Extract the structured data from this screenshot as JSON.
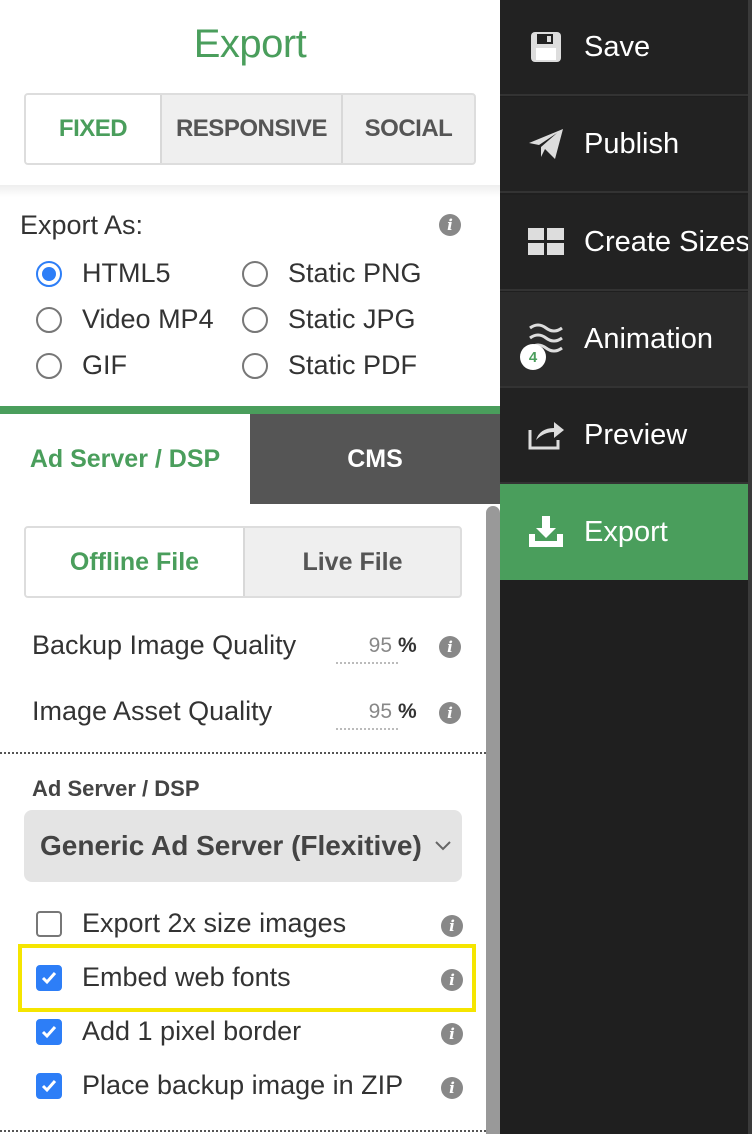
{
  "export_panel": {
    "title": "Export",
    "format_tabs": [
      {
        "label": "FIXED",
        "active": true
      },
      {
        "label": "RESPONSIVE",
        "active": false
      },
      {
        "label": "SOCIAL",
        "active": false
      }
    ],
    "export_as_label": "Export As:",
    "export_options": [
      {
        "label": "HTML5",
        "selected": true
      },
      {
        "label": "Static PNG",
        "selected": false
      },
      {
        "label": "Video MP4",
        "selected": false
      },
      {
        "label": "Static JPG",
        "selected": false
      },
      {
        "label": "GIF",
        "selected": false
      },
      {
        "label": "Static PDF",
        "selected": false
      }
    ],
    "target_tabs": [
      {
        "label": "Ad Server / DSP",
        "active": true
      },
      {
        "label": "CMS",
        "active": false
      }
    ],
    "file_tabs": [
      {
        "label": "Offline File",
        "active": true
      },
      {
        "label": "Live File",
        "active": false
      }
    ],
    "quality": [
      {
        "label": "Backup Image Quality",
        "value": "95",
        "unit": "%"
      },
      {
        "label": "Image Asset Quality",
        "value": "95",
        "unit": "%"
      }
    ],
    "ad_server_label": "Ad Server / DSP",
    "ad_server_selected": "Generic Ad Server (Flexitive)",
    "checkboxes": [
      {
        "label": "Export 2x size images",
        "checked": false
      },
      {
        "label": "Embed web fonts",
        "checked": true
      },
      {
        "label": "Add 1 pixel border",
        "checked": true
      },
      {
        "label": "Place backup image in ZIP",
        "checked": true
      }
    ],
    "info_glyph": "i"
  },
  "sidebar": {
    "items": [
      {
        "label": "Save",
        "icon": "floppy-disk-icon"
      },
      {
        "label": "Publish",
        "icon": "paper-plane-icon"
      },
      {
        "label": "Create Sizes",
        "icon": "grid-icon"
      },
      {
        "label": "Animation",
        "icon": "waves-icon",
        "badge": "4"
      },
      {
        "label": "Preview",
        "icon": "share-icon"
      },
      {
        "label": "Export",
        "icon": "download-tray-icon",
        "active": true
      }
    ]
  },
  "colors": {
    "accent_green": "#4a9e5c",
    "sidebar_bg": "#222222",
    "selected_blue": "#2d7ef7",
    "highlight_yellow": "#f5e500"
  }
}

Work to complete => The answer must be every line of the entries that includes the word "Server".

Response to the exercise =>
        "label": "Ad Server / DSP",
    "ad_server_label": "Ad Server / DSP",
    "ad_server_selected": "Generic Ad Server (Flexitive)",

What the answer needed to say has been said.